Moves to crack down on dangerous dogs will be unveiled today by Auckland Council following a spate of maulings by dangerous breeds.
The council has been discussing tougher dog control rules since Darnell Minarapa-Brown, 7, was attacked by his uncle's pitbull terrier in Takanini on April 9, leaving him needing more than 100 facial stitches.
The council's regulatory and bylaws committee has been discussing a ban on dangerous breeds such as pitbull terriers, and registering owners.
Last night, committee chairman Calum Penrose said he believed the committee had reached a "pretty good spot" to address the issue, but declined to give details ahead of today's announcement.
Police Minister Judith Collins, Manurewa MP Louisa Wall and representatives from the police, St John Ambulance and Housing New Zealand are due to attend the announcement at council's regional animal management centre in Manukau.
Council figures show the number of dog attacks and bites in Auckland has steadily been rising from 103 in November 2014 to 177 last month.
The announcement comes after Courtney Godfrey was attacked by a large German Shepherd while out on an evening walk with her partner in Bayview on Monday evening.
The dog latched on to her arm and bit her rear, puncturing the skin.
Ms Godfrey, who works as a nanny, said it was the most terrifying experience of her life and is now calling for action to be taken towards helping victims of dog attacks.
"I heard this dog growling viciously and it was a growl I had never heard before and ... it kind of just launched out at me barking and growling and I just [freaked out]. It latched on to my arm and I just started screaming and I pulled my arm away and then it latched on to my bum and I was screaming for my partner ...
"He kicked it and it pretty much just ran home.
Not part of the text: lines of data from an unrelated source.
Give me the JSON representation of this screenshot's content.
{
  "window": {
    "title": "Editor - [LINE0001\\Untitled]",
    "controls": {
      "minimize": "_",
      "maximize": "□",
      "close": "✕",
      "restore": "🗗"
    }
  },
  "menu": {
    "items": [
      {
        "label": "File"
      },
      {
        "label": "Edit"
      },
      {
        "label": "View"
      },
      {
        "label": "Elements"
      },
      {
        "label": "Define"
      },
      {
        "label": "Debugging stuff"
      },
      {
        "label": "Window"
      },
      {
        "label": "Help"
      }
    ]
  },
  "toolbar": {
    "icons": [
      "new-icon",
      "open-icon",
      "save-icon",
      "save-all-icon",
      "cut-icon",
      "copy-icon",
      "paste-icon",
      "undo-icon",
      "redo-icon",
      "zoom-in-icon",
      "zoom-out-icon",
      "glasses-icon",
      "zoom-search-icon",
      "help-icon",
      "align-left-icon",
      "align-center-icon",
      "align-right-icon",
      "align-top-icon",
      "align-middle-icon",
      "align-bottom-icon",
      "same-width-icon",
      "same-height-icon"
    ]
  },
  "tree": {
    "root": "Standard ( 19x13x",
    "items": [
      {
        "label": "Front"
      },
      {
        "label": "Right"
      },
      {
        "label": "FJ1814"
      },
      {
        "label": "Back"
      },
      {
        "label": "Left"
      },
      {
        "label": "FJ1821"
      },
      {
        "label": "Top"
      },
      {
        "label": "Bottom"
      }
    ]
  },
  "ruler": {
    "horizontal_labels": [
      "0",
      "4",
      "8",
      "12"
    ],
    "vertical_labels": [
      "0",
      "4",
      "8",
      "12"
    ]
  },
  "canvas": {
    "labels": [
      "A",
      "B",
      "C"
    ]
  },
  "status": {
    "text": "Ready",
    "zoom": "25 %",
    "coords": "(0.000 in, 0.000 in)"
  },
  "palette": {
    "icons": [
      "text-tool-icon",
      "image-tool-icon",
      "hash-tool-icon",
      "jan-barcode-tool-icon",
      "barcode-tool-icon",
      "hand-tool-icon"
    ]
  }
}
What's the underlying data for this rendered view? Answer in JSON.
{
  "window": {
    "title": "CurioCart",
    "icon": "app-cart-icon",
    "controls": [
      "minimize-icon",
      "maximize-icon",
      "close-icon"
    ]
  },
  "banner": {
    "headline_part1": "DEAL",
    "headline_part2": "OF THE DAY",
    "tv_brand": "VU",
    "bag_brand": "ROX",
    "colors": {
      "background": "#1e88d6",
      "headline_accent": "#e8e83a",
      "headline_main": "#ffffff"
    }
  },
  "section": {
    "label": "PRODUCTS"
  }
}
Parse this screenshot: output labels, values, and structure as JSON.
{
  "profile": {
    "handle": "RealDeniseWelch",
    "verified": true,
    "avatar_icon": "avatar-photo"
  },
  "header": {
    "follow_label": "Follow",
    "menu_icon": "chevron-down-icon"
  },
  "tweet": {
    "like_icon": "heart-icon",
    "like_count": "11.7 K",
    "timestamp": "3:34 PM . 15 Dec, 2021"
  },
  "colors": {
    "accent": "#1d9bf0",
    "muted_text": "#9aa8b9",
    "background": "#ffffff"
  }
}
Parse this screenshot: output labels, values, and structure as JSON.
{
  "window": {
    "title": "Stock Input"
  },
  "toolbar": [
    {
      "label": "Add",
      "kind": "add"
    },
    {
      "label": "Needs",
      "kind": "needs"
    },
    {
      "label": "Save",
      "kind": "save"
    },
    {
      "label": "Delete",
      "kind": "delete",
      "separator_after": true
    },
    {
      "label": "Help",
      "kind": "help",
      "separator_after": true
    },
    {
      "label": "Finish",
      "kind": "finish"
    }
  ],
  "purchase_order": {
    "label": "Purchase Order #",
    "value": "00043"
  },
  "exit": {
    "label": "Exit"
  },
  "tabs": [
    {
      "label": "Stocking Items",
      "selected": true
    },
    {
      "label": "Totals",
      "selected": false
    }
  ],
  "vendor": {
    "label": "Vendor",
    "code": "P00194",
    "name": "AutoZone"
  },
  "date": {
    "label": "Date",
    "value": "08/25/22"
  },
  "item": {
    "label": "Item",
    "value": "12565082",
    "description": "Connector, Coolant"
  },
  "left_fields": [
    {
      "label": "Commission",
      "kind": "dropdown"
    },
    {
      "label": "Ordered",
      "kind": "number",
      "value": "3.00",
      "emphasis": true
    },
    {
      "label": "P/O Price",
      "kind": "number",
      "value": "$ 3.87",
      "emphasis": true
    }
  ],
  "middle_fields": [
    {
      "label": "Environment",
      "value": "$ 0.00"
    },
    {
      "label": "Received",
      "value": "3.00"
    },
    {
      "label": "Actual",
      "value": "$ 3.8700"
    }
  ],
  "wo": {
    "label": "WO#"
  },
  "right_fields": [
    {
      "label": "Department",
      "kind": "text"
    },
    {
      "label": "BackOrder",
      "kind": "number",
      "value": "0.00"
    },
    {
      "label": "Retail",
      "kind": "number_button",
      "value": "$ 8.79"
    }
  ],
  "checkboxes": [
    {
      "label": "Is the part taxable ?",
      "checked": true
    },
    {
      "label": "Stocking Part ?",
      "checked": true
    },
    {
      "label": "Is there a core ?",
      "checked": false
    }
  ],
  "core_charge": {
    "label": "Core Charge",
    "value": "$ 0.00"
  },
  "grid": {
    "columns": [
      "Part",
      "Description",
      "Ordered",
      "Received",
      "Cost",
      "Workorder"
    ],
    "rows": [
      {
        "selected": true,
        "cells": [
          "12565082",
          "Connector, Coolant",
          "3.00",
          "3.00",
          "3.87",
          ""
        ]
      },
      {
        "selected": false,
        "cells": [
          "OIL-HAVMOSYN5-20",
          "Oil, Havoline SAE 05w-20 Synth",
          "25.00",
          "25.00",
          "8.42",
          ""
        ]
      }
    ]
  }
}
If I didn't have him there it would have been a whole other story. It happened so quick."
Ms Godfrey sustained bruising to her arm and puncture wounds to her bottom. She has been prescribed antibiotics to ensure the wound does not become infected.
But the situation could have been much worse, she said.
"What if it was an elderly person or a child walking to school and the dog had attacked them and they didn't have [someone] to kick the dog away?
"You see all these dog attacks on the news and you think poor them but when you actually go through it, I was just thinking it was going to pin me down on the ground and kill me."
She is now calling for reparation for the victims of dog attacks.
"What I want to know is, yes owners get fined for their dogs attacking but why is that money going to the council or the government? The victim gets nothing. Who paid for my doctors bills and who has paid for my antibiotics?"
Ms Godfrey said she did not believe banning certain breeds of dog would be an effective solution.
"I don't think banning dangerous dogs is going to achieve anything because it's not the dog, it's the owner. How do you classify a dangerous dog when all breeds can attack."
Animal Management field services manager Simon Tredgett said the incident was under investigation.